print(languages) # [‘Python’, ‘C’, ‘C++’, ‘Rust’, ‘Java’, ‘R’]
Here, languages.remove(‘Swift’) removes ‘Swift’ from the languages list.
Characteristics of Lists
After understanding what is a Python List, lets learn more about the major characteristics of List.
The wide range of Python list characteristics includes:
- Lists that are ordered continue to display the data in that order.
- List elements that can be changed are mutable. This implies that we can change the items on the list.
- Heterogeneous: Lists may contain items of different data kinds.
- Dynamic: The list can automatically grow or shrink to fit the items as necessary.
- Duplicate Elements: We can store duplicate data in lists.
List Methods in Python
Python comes with several valuable list methodologies that simplify working with Python lists. Here is a table representing the various Python list methods.
||Removing or getting rid of all items from the Python list
||Returning the index of items that matched first
||Returns and removes (eliminates) items present at the specified index
||Targeting a specific index to insert an item there

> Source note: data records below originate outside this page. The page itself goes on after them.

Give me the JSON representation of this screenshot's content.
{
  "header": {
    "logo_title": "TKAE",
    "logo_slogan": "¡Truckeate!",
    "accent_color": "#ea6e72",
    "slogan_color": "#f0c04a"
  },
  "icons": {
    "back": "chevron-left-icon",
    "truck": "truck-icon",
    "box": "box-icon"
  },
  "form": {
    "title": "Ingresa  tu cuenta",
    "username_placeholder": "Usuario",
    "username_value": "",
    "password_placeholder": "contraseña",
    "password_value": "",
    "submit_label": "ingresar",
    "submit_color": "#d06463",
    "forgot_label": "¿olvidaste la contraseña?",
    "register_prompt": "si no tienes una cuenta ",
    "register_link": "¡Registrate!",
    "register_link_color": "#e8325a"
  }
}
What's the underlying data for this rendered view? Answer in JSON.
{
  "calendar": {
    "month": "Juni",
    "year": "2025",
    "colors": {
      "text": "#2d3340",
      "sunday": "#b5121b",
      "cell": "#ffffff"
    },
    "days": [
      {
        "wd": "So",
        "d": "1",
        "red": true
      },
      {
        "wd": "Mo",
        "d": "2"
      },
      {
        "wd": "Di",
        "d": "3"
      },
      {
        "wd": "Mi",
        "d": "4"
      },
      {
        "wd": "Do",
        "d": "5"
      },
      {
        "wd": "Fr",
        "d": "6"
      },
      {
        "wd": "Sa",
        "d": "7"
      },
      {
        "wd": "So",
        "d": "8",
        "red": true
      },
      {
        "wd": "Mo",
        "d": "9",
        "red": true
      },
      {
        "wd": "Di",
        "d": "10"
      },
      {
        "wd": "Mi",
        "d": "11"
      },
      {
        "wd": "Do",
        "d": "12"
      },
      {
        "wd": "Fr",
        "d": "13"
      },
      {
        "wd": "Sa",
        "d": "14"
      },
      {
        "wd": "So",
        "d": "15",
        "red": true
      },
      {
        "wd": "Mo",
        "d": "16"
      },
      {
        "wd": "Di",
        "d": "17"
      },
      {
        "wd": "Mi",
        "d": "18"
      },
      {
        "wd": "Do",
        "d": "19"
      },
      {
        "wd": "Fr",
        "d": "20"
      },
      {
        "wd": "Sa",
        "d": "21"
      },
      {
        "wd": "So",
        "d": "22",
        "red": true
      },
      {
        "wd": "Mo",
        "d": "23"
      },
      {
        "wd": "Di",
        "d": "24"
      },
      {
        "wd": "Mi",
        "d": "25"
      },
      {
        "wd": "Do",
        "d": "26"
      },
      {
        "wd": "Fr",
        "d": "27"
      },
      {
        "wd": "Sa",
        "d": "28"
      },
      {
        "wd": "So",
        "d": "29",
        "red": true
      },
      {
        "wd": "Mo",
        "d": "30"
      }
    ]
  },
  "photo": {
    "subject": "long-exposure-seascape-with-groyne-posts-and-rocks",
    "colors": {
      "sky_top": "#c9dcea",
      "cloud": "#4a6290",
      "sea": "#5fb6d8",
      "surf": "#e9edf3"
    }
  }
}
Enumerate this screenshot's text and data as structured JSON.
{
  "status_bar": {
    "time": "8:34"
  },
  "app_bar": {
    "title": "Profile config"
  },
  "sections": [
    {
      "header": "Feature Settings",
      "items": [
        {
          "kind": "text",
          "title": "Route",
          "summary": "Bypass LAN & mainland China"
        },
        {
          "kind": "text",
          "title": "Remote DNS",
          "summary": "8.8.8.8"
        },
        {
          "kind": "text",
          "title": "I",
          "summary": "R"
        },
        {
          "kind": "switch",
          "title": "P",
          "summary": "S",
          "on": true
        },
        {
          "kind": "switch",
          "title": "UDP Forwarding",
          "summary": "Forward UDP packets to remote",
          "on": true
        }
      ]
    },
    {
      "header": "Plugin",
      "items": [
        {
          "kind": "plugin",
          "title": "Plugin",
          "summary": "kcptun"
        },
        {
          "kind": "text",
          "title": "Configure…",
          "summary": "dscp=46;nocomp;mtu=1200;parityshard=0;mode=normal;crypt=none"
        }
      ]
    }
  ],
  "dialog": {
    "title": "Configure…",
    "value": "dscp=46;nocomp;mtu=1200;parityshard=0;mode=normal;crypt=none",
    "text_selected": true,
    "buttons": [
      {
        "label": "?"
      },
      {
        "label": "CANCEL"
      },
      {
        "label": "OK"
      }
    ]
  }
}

||Adding items of lists along with other iterables to the list end
||Adding an item or element on the list end
||Removing or getting rid of items present at the specified index
||Returning the shallow/duplicate copy of the Python list
||Reverses the item of the Python list
||Sorting the Python list in either descending or ascending order
||Returning the count of the outlined item in the Python list
H2: Python List Operations
Now that we know what is a Python List, lets look into the operations in a Python List.
If you want to repeat the Python list elements several times, you can use the ‘*’ operator.
my_List = [1, 2, 3, 4]
OUTPUT RESULT: [1, 2, 3, 4, 1, 2, 3, 4, 1, 2, 3, 4]
With the ‘+’ operator, a Python list can be concatenated with some other list or itself.
List1 = [11, 12, 13, 14]
List2 = [15, 16, 17, 18]
concat_List = List1 + List2
OUTPUT RESULT: [11, 12, 13, 14, 15, 16, 17, 18]
To get or determine the length of the Python list, use the len() method.
my_List = [6, 7, 8, 9, 10]
OUTPUT RESULT: 10
A for loop allows you to traverse repeatedly through every item on the list.
my_List = [6, 7, 8, 9, 10]
for n in my_List:
You can determine whether a particular element is a component or a member of a Python list.
my_List = [5, 6, 7, 8, 9, 10]
print(7 in my_List)
print(2 in my_List)
print(2 not in my_List)
Examples of Python List
Here, you’ll be using [ ] to create a Python list:
Var = [“Python”, “Is”, “The”, “Best”]
OUTPUT RESULT: Python Is The Best
The most basic containers used in the Python programming language are lists. The most effective tool in Python is the Python list because they don’t necessarily have to be homogeneous.
Data types such as Strings, Integers, and Objects can all be found in one list. Since lists are mutable, changes can be made to them even after they have been created.